And even funnier is to hear them actually put each other down.  A newscaster recently pointed out that “sit down and shut up” didn’t think  “stupid” has the proper “temperament” for the presidency.  Meanwhile another candidate from the other party decided to go all out and label a domestic terrorist a religious zealot commonly found in occupied territories in the Middle East.

Have these public figures spent too much time on Instagram and Snapchat?  Or have they made too many appearances on late night television? I’m not sure what’s happening, but it is sad to watch “stupid”, “sit down and shut up” and “religious zealot” standing at their podiums trying to tell us that they are going to take the country in a direction that will provide for the common welfare and keep us safe.  I mean, really, it isn’t proper for us to be pointing and laughing behind our hands when our national leaders are trying to be serious.

 

Links Roundup: Week of 6/8

Happy Friday, and a beautiful one at that! The excitement and buzz of Book Expo finally started to die down this week, and now it’s time to move on to other book and pr related topics! So here’s our Friday Links Roundup for you, and we wish you a sunny weekend!

RIP Christopher Lee [People]

Growing your audience on LinkedIN by repurposing content [Copyblogger]

A case study of a successful book launch [ALLi]

53 of the best lines in literature. Is yours here? [Buzzfeed]

Quiz: How humble are you? [92Y]

Can reading make you happier? [New Yorker]

Assembling a good team can help a lot in self-publishing [PW]

More ideas on repurposing content [PR Daily]

A finished copy of EL James’ “Grey” was stolen [Bookseller]

How much should you spend on a marketing budget as a writer? [Funds for Writers]

 

 

Publicizing a book? What to expect & when

What happens next? — A question I am asked all the time when it comes to a publicity campaign for a book, especially from new authors and clients.
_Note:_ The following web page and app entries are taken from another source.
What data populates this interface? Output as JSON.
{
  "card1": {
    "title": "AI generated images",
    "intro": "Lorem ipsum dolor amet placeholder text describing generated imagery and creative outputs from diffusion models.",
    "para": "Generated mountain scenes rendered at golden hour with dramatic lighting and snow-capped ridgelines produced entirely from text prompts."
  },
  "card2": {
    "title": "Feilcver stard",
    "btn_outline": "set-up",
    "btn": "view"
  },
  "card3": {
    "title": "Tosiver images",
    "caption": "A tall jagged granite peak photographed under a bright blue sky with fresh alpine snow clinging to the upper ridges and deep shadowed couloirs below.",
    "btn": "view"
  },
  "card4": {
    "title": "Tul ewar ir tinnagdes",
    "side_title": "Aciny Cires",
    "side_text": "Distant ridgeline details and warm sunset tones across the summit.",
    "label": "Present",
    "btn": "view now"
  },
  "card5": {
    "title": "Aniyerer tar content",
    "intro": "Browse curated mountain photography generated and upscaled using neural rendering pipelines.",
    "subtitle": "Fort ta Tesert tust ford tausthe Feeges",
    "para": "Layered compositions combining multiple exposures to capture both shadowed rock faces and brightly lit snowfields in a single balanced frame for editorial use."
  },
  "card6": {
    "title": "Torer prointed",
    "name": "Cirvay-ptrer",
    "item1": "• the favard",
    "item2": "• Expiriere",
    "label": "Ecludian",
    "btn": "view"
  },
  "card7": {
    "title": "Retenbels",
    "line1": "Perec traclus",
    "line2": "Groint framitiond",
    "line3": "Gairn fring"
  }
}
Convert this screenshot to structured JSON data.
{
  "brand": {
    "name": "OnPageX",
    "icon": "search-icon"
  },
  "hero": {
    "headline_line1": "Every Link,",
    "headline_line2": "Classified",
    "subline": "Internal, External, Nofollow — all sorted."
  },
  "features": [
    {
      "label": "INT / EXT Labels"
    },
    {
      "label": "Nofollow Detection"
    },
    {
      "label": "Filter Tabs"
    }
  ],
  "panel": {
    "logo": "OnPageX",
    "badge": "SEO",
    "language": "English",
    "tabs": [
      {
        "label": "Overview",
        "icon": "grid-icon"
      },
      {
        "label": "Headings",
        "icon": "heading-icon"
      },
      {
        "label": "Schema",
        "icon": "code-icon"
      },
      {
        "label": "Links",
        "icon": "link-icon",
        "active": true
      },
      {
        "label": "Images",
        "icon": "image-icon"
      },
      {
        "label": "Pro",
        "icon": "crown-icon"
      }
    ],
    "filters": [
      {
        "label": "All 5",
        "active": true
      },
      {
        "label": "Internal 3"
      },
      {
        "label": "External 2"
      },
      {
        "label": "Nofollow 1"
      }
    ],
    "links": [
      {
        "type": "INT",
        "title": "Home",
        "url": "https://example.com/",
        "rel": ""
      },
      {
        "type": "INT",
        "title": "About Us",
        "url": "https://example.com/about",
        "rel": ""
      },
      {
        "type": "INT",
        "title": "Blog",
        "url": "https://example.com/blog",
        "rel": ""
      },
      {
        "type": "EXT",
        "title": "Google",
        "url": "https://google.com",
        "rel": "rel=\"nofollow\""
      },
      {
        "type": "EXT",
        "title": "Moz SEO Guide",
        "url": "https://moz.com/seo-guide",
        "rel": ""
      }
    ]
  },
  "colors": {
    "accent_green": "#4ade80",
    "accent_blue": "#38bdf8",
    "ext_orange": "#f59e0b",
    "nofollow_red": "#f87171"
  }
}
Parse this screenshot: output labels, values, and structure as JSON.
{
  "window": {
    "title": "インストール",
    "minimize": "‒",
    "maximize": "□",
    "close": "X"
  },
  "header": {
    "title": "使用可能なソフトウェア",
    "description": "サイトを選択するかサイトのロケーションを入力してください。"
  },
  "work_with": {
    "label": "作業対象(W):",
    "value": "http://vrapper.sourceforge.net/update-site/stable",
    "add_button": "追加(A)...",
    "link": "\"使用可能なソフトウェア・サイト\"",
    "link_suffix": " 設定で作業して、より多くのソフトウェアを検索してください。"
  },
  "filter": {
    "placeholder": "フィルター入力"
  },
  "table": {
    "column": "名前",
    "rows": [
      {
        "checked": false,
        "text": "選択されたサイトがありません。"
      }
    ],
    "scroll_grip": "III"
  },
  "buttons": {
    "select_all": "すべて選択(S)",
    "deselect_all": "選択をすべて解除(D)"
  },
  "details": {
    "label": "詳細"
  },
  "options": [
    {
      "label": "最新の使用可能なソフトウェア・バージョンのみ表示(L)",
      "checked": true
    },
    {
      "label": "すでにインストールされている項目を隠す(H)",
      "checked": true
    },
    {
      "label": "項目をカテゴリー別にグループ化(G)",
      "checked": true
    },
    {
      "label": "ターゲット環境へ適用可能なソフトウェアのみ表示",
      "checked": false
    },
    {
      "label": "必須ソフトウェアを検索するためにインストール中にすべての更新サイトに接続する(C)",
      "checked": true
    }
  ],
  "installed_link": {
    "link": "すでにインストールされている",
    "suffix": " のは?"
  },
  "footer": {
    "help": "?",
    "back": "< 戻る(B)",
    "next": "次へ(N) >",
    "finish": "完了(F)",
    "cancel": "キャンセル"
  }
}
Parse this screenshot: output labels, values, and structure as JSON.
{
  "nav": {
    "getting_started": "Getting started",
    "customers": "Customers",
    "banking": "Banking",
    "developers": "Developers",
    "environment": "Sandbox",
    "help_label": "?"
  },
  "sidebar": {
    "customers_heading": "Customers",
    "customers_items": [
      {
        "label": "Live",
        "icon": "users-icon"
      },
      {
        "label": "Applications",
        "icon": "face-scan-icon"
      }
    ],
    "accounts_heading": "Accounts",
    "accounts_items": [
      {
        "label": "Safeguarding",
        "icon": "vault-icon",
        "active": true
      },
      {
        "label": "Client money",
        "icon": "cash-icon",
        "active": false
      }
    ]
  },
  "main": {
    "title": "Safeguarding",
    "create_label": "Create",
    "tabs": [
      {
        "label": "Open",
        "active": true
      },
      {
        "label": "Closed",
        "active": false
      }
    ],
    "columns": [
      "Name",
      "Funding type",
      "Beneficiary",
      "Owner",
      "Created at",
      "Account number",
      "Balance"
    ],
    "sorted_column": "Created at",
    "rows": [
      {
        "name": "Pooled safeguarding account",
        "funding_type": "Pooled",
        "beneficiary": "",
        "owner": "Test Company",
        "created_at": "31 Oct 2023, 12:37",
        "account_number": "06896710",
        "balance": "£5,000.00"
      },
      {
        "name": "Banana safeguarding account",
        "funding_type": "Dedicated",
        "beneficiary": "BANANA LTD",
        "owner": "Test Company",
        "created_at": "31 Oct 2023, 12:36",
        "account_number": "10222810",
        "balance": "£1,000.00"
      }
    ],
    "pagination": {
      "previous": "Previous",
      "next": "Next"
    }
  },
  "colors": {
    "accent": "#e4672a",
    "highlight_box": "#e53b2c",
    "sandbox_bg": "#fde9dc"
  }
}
It’s time to lay down an outline of the calendar so you are armed with enough information that you can move on to other things on your list.

Infographic-Publicity timeline